Jealous Of Your Training Partner’s BJJ Progress? Just Keep This In Mind

Jealous Of Your Training Partner’s BJJ Progress? Just Keep This In Mind

Let’s say that you began training Brazilian Jiu Jitsu with a friend, or with someone else who started at around the same time as you did. The two of you were pretty close to each other in terms of technique and overall skill… Up until recently, as your training partner started improving WAY faster than you.
In short: that makes you feel kind of jealous of his progress. It’s as if he is somehow better than you are, but really isn’t, since you were off to the same start… And besides, shouldn’t you be happy for their success?

Well, there isn’t anything wrong about being jealous of your teammate’s progress. But there’re a couple of things that you should keep in mind.



First of all, don’t be too hard on yourself for being jealous of your friend’s faster improvement. Jealousy is a natural thing; and, besides, you’ll always be comparing yourself to someone else in BJJ. That’s just the way things are, and this comparison can ultimately turn you into a better Jiujiteiro – if you use it constructively.

That is to say, comparing yourself to others and being jealous of their achievements is normal. Just don’t let this jealousy and comparison turn into hate and negativity.
If you let this emotion run wild, there’s a good chance that you’ll end up hating Jiu Jitsu altogether; when its only true goal was to push you towards improvement as well.



With the question of jealousy itself out of the way, let’s take a look at the first thing you should keep in mind: talent.

Everyone has different levels of talent, and this talent doesn’t have to be visible immediately from the get-go. Instead, it can be sort of „triggered“ further down the journey, when the athlete has acquired the basics.
There’s not much you can do about this. Either you’re more talented than your training partner(s), or you’re not. Therefore, it doesn’t make any sense for talent to frustrate you – some will progress faster than you, simply because of this inborn potential.

Just use what you have and give your maximum on the mats!



Now, your training partner may be improving better simply because he has different obligations than you do. He may have more free time on his hands; or BJJ may be more of a priority for him than it is for you. They may still be at school, or BJJ may be their main hobby – while you’re working, and enjoying other hobbies as well.

That is, their progress may be due to the fact that they are able to spend more time on the mats than you are, that they’re watching more instructional videos, that they’re investing more of their spare moments into gym and prehab work, that they’re taking notes every single time after training… The possibilities that could be making their progress faster are numerous!

And, as in the previous piece of advice, there’s not much that you can do about this. Just utilize your available time and energy, that you’re ready to invest, into improving your Jiu Jitsu.

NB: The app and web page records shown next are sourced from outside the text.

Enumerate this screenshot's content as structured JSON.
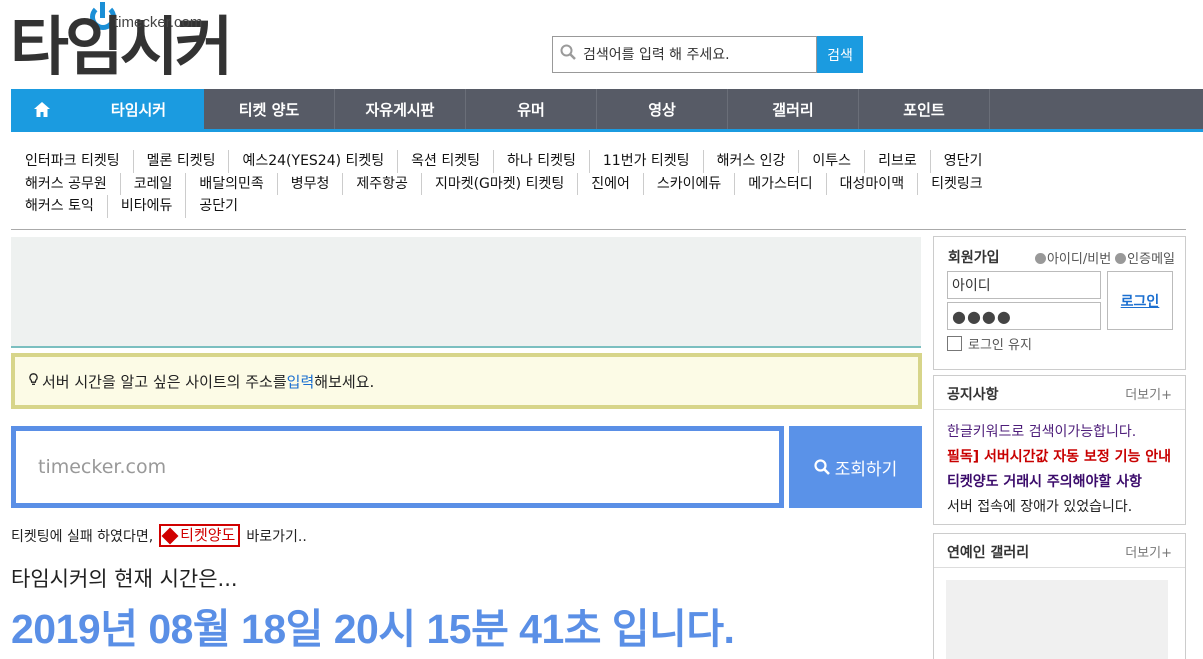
{
  "header": {
    "logo_text": "타임시커",
    "logo_domain": "timecker.com",
    "search_placeholder": "검색어를 입력 해 주세요.",
    "search_button": "검색"
  },
  "nav": {
    "items": [
      {
        "label": "타임시커",
        "active": true
      },
      {
        "label": "티켓 양도"
      },
      {
        "label": "자유게시판"
      },
      {
        "label": "유머"
      },
      {
        "label": "영상"
      },
      {
        "label": "갤러리"
      },
      {
        "label": "포인트"
      }
    ]
  },
  "links": {
    "row1": [
      "인터파크 티켓팅",
      "멜론 티켓팅",
      "예스24(YES24) 티켓팅",
      "옥션 티켓팅",
      "하나 티켓팅",
      "11번가 티켓팅",
      "해커스 인강",
      "이투스",
      "리브로",
      "영단기"
    ],
    "row2": [
      "해커스 공무원",
      "코레일",
      "배달의민족",
      "병무청",
      "제주항공",
      "지마켓(G마켓) 티켓팅",
      "진에어",
      "스카이에듀",
      "메가스터디",
      "대성마이맥",
      "티켓링크"
    ],
    "row3": [
      "해커스 토익",
      "비타에듀",
      "공단기"
    ]
  },
  "notice_bar": {
    "before": "서버 시간을 알고 싶은 사이트의 주소를 ",
    "highlight": "입력",
    "after": "해보세요."
  },
  "query": {
    "placeholder": "timecker.com",
    "button": "조회하기"
  },
  "fail_line": {
    "before": "티켓팅에 실패 하였다면,",
    "link": "티켓양도",
    "after": "바로가기.."
  },
  "now": {
    "label": "타임시커의 현재 시간은...",
    "time": "2019년 08월 18일 20시 15분 41초 입니다."
  },
  "login": {
    "title": "회원가입",
    "find_id": "아이디/비번",
    "auth_mail": "인증메일",
    "id_value": "아이디",
    "pw_value": "●●●●",
    "button": "로그인",
    "keep": "로그인 유지"
  },
  "notices": {
    "title": "공지사항",
    "more": "더보기+",
    "items": [
      "한글키워드로 검색이가능합니다.",
      "필독] 서버시간값 자동 보정 기능 안내",
      "티켓양도 거래시 주의해야할 사항",
      "서버 접속에 장애가 있었습니다."
    ]
  },
  "gallery": {
    "title": "연예인 갤러리",
    "more": "더보기+"
  },
  "colors": {
    "accent": "#1b9be0",
    "nav_bg": "#575b66",
    "query_blue": "#5a8fe6",
    "notice_border": "#d7d58a"
  }
}
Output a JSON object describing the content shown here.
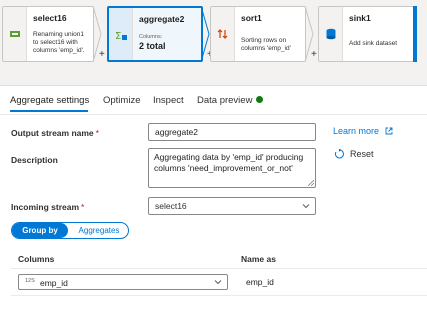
{
  "pipeline": {
    "nodes": [
      {
        "title": "select16",
        "description": "Renaming union1 to select16 with columns 'emp_id'."
      },
      {
        "title": "aggregate2",
        "sub_label": "Columns:",
        "big_value": "2 total"
      },
      {
        "title": "sort1",
        "description": "Sorting rows on columns 'emp_id'"
      },
      {
        "title": "sink1",
        "description": "Add sink dataset"
      }
    ],
    "add_symbol": "+"
  },
  "tabs": [
    "Aggregate settings",
    "Optimize",
    "Inspect",
    "Data preview"
  ],
  "active_tab": "Aggregate settings",
  "form": {
    "output_stream": {
      "label": "Output stream name",
      "required_mark": "*",
      "value": "aggregate2"
    },
    "description": {
      "label": "Description",
      "value": "Aggregating data by 'emp_id' producing columns 'need_improvement_or_not'"
    },
    "incoming_stream": {
      "label": "Incoming stream",
      "required_mark": "*",
      "value": "select16"
    },
    "learn_more": "Learn more",
    "reset": "Reset"
  },
  "toggle": {
    "group_by": "Group by",
    "aggregates": "Aggregates"
  },
  "columns_table": {
    "headers": {
      "columns": "Columns",
      "name_as": "Name as"
    },
    "rows": [
      {
        "type_tag": "12S",
        "column": "emp_id",
        "name_as": "emp_id"
      }
    ]
  },
  "colors": {
    "accent": "#0078d4",
    "success": "#107c10",
    "required": "#a4262c"
  },
  "icons": [
    "select-icon",
    "aggregate-icon",
    "sort-icon",
    "sink-icon",
    "external-link-icon",
    "reset-icon",
    "chevron-down-icon"
  ]
}
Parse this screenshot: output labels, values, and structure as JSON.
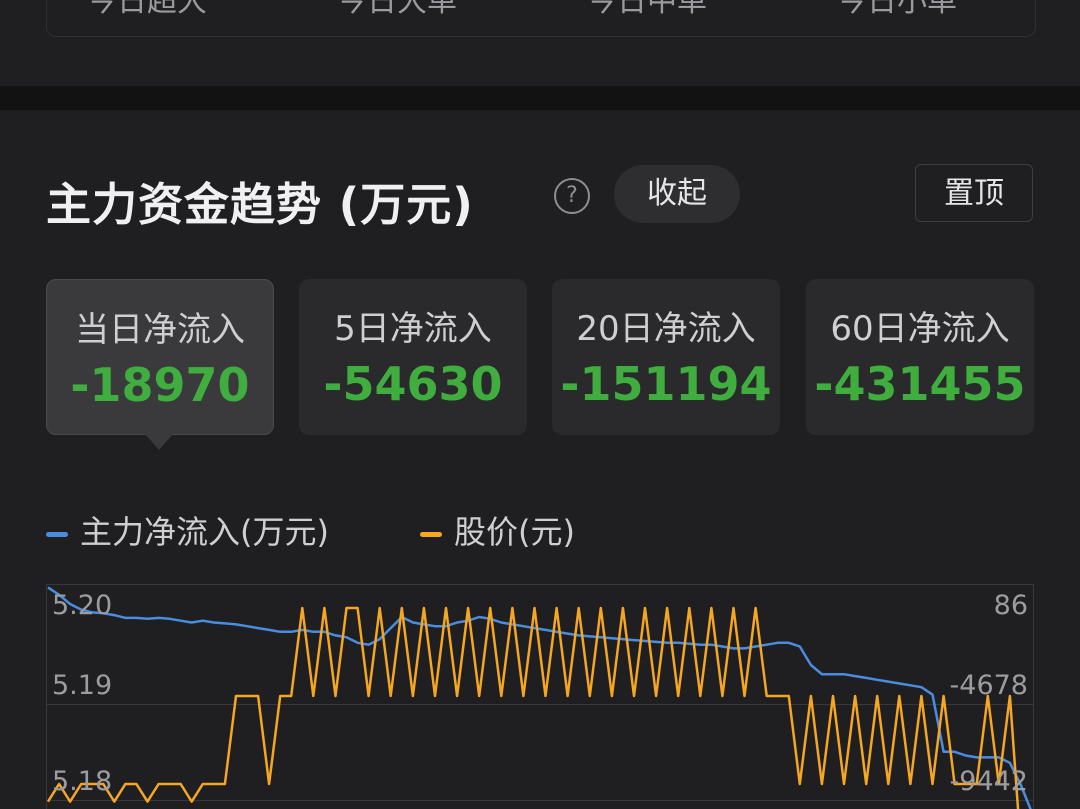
{
  "top_tabs": [
    "今日超大",
    "今日大单",
    "今日中单",
    "今日小单"
  ],
  "section": {
    "title": "主力资金趋势 (万元)",
    "help_icon": "question-circle-icon",
    "collapse_label": "收起",
    "pin_label": "置顶"
  },
  "stats": [
    {
      "label": "当日净流入",
      "value": "-18970",
      "active": true
    },
    {
      "label": "5日净流入",
      "value": "-54630",
      "active": false
    },
    {
      "label": "20日净流入",
      "value": "-151194",
      "active": false
    },
    {
      "label": "60日净流入",
      "value": "-431455",
      "active": false
    }
  ],
  "legend": [
    {
      "label": "主力净流入(万元)",
      "color": "#4a8de0"
    },
    {
      "label": "股价(元)",
      "color": "#f5a623"
    }
  ],
  "chart_data": {
    "type": "line",
    "left_axis_ticks": [
      "5.20",
      "5.19",
      "5.18"
    ],
    "right_axis_ticks": [
      "86",
      "-4678",
      "-9442"
    ],
    "grid": true,
    "series": [
      {
        "name": "主力净流入(万元)",
        "axis": "right",
        "color": "#4a8de0",
        "values": [
          1200,
          800,
          300,
          0,
          -150,
          -200,
          -300,
          -450,
          -450,
          -500,
          -450,
          -500,
          -600,
          -700,
          -600,
          -700,
          -750,
          -800,
          -900,
          -1000,
          -1100,
          -1200,
          -1200,
          -1100,
          -1200,
          -1200,
          -1400,
          -1500,
          -1800,
          -1900,
          -1600,
          -1000,
          -400,
          -700,
          -800,
          -900,
          -900,
          -700,
          -600,
          -400,
          -500,
          -700,
          -800,
          -900,
          -1000,
          -1100,
          -1200,
          -1300,
          -1400,
          -1450,
          -1500,
          -1550,
          -1600,
          -1650,
          -1700,
          -1750,
          -1800,
          -1800,
          -1850,
          -1900,
          -1900,
          -2000,
          -2100,
          -2100,
          -2000,
          -1900,
          -1800,
          -1800,
          -2000,
          -3000,
          -3500,
          -3500,
          -3500,
          -3600,
          -3700,
          -3800,
          -3900,
          -4000,
          -4100,
          -4200,
          -4600,
          -7700,
          -7700,
          -7900,
          -8000,
          -8000,
          -8000,
          -8300,
          -9500,
          -11000
        ]
      },
      {
        "name": "股价(元)",
        "axis": "left",
        "color": "#f5a623",
        "values": [
          5.178,
          5.18,
          5.178,
          5.18,
          5.18,
          5.18,
          5.178,
          5.18,
          5.18,
          5.178,
          5.18,
          5.18,
          5.18,
          5.178,
          5.18,
          5.18,
          5.18,
          5.19,
          5.19,
          5.19,
          5.18,
          5.19,
          5.19,
          5.2,
          5.19,
          5.2,
          5.19,
          5.2,
          5.2,
          5.19,
          5.2,
          5.19,
          5.2,
          5.19,
          5.2,
          5.19,
          5.2,
          5.19,
          5.2,
          5.19,
          5.2,
          5.19,
          5.2,
          5.19,
          5.2,
          5.19,
          5.2,
          5.19,
          5.2,
          5.19,
          5.2,
          5.19,
          5.2,
          5.19,
          5.2,
          5.19,
          5.2,
          5.19,
          5.2,
          5.19,
          5.2,
          5.19,
          5.2,
          5.19,
          5.2,
          5.19,
          5.19,
          5.19,
          5.18,
          5.19,
          5.18,
          5.19,
          5.18,
          5.19,
          5.18,
          5.19,
          5.18,
          5.19,
          5.18,
          5.19,
          5.18,
          5.19,
          5.18,
          5.18,
          5.18,
          5.19,
          5.18,
          5.19,
          5.17,
          5.168
        ]
      }
    ]
  }
}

… May very well be just around the corner! Some people simply pick things up faster than others, but that shouldn’t demotivate you. On the contrary; it should motivate you to push yourself, because you never know when your breakthrough – as it was for them – will happen.
The only thing you can do is to keep training, keep drilling, and keep rollling the best that you can.

Learn from the most successful closed guard player ever with Roger Gracie’s closed guard system, totally explained in this 4-part series

  • Lock on airtight submissions that work at elite levels, including cross chokes, lapel chokes, arm locks, and more.
  • Roger Gracie is one of the most dominant grapplers in history, with 10 Black Belt World Championships and 2-Time ADCC Champion – and he did it with old school Brazilian Jiu-Jitsu.